There seems to be something about human nature that tends toward fundamentalism, that it is not merely a byproduct of religion. If that is something secularists and scientists wish to rid the world of, going at it by ridding the world of religion will merely change its flavor.
“Because it is directed to all of humanity,” John Gray writes in The Soul of the Marionette, “the Christian religion is usually praised, even by its critics, as an advance on Judaism.” But Gray disagrees universality is a virtue. “Modern rationalism renews the central error of Christianity — the claim to have revealed the good life for all of humankind . . . What Leopardi called ‘the barbarism of reason’ — the project of remaking the world on a more rational model — was the militant evangelism of Christianity in a more dangerous form.”
As I was leaving Hood River, it seemed clear just how much evolutionary spirituality was based in Christianity, even as it claimed to be against it. From the rituals and structure of the church services to its claims of universality to its work at conversion, it was just a slightly reworked Protestantism.
The irrational sides of ourselves have long been a problem for humans. There are those who try to give it expression through religion, those who try to control it or deny it through rationalism, those who splash around in it through psychoanalysis. And while this new group of atheists may think they can prevent the irrational’s excesses, I think soon they’ll find they are in the same boat as everyone else. Flawed, irrational, and human. •

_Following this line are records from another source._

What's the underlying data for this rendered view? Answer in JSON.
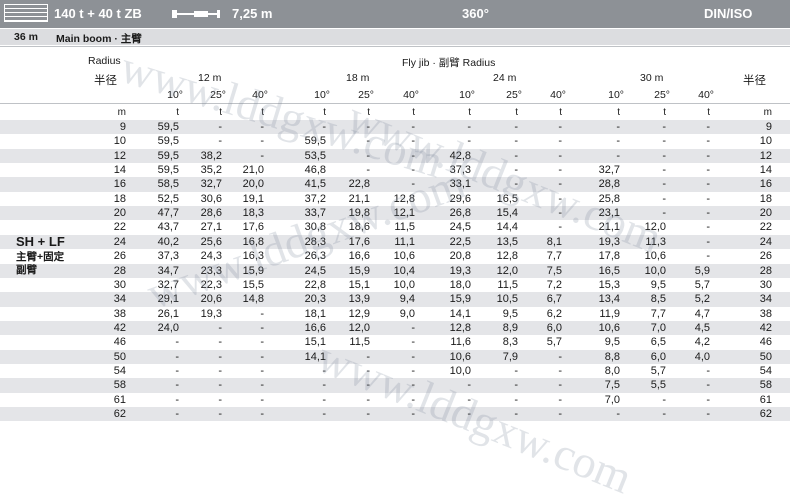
{
  "header": {
    "capacity": "140 t + 40 t ZB",
    "jib_length": "7,25 m",
    "slew": "360°",
    "standard": "DIN/ISO"
  },
  "subheader": {
    "boom_length": "36 m",
    "boom_label": "Main boom · 主臂"
  },
  "table_header": {
    "radius_left_en": "Radius",
    "radius_left_cn": "半径",
    "flyjib": "Fly jib · 副臂 Radius",
    "radius_right_cn": "半径",
    "groups": [
      "12 m",
      "18 m",
      "24 m",
      "30 m"
    ],
    "angles": [
      "10°",
      "25°",
      "40°",
      "10°",
      "25°",
      "40°",
      "10°",
      "25°",
      "40°",
      "10°",
      "25°",
      "40°"
    ],
    "units": [
      "m",
      "t",
      "t",
      "t",
      "t",
      "t",
      "t",
      "t",
      "t",
      "t",
      "t",
      "t",
      "t",
      "m"
    ]
  },
  "side_label": {
    "code": "SH + LF",
    "cn_line1": "主臂+固定",
    "cn_line2": "副臂"
  },
  "rows": [
    [
      "9",
      "59,5",
      "-",
      "-",
      "-",
      "-",
      "-",
      "-",
      "-",
      "-",
      "-",
      "-",
      "-",
      "9"
    ],
    [
      "10",
      "59,5",
      "-",
      "-",
      "59,5",
      "-",
      "-",
      "-",
      "-",
      "-",
      "-",
      "-",
      "-",
      "10"
    ],
    [
      "12",
      "59,5",
      "38,2",
      "-",
      "53,5",
      "-",
      "-",
      "42,8",
      "-",
      "-",
      "-",
      "-",
      "-",
      "12"
    ],
    [
      "14",
      "59,5",
      "35,2",
      "21,0",
      "46,8",
      "-",
      "-",
      "37,3",
      "-",
      "-",
      "32,7",
      "-",
      "-",
      "14"
    ],
    [
      "16",
      "58,5",
      "32,7",
      "20,0",
      "41,5",
      "22,8",
      "-",
      "33,1",
      "-",
      "-",
      "28,8",
      "-",
      "-",
      "16"
    ],
    [
      "18",
      "52,5",
      "30,6",
      "19,1",
      "37,2",
      "21,1",
      "12,8",
      "29,6",
      "16,5",
      "-",
      "25,8",
      "-",
      "-",
      "18"
    ],
    [
      "20",
      "47,7",
      "28,6",
      "18,3",
      "33,7",
      "19,8",
      "12,1",
      "26,8",
      "15,4",
      "-",
      "23,1",
      "-",
      "-",
      "20"
    ],
    [
      "22",
      "43,7",
      "27,1",
      "17,6",
      "30,8",
      "18,6",
      "11,5",
      "24,5",
      "14,4",
      "-",
      "21,1",
      "12,0",
      "-",
      "22"
    ],
    [
      "24",
      "40,2",
      "25,6",
      "16,8",
      "28,3",
      "17,6",
      "11,1",
      "22,5",
      "13,5",
      "8,1",
      "19,3",
      "11,3",
      "-",
      "24"
    ],
    [
      "26",
      "37,3",
      "24,3",
      "16,3",
      "26,3",
      "16,6",
      "10,6",
      "20,8",
      "12,8",
      "7,7",
      "17,8",
      "10,6",
      "-",
      "26"
    ],
    [
      "28",
      "34,7",
      "23,3",
      "15,9",
      "24,5",
      "15,9",
      "10,4",
      "19,3",
      "12,0",
      "7,5",
      "16,5",
      "10,0",
      "5,9",
      "28"
    ],
    [
      "30",
      "32,7",
      "22,3",
      "15,5",
      "22,8",
      "15,1",
      "10,0",
      "18,0",
      "11,5",
      "7,2",
      "15,3",
      "9,5",
      "5,7",
      "30"
    ],
    [
      "34",
      "29,1",
      "20,6",
      "14,8",
      "20,3",
      "13,9",
      "9,4",
      "15,9",
      "10,5",
      "6,7",
      "13,4",
      "8,5",
      "5,2",
      "34"
    ],
    [
      "38",
      "26,1",
      "19,3",
      "-",
      "18,1",
      "12,9",
      "9,0",
      "14,1",
      "9,5",
      "6,2",
      "11,9",
      "7,7",
      "4,7",
      "38"
    ],
    [
      "42",
      "24,0",
      "-",
      "-",
      "16,6",
      "12,0",
      "-",
      "12,8",
      "8,9",
      "6,0",
      "10,6",
      "7,0",
      "4,5",
      "42"
    ],
    [
      "46",
      "-",
      "-",
      "-",
      "15,1",
      "11,5",
      "-",
      "11,6",
      "8,3",
      "5,7",
      "9,5",
      "6,5",
      "4,2",
      "46"
    ],
    [
      "50",
      "-",
      "-",
      "-",
      "14,1",
      "-",
      "-",
      "10,6",
      "7,9",
      "-",
      "8,8",
      "6,0",
      "4,0",
      "50"
    ],
    [
      "54",
      "-",
      "-",
      "-",
      "-",
      "-",
      "-",
      "10,0",
      "-",
      "-",
      "8,0",
      "5,7",
      "-",
      "54"
    ],
    [
      "58",
      "-",
      "-",
      "-",
      "-",
      "-",
      "-",
      "-",
      "-",
      "-",
      "7,5",
      "5,5",
      "-",
      "58"
    ],
    [
      "61",
      "-",
      "-",
      "-",
      "-",
      "-",
      "-",
      "-",
      "-",
      "-",
      "7,0",
      "-",
      "-",
      "61"
    ],
    [
      "62",
      "-",
      "-",
      "-",
      "-",
      "-",
      "-",
      "-",
      "-",
      "-",
      "-",
      "-",
      "-",
      "62"
    ]
  ],
  "watermarks": [
    "www.lddgxw.com",
    "www.lddgxw.com",
    "www.lddgxw.com",
    "www.lddgxw.com"
  ]
}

Feature image by 星耀晨曦. Images courtesy of Materialscientist via Wikimedia Commons and Sam Beebe and Clay Alchemist via Flickr (Creative Commons). Other images courtesy of Shannon Sands.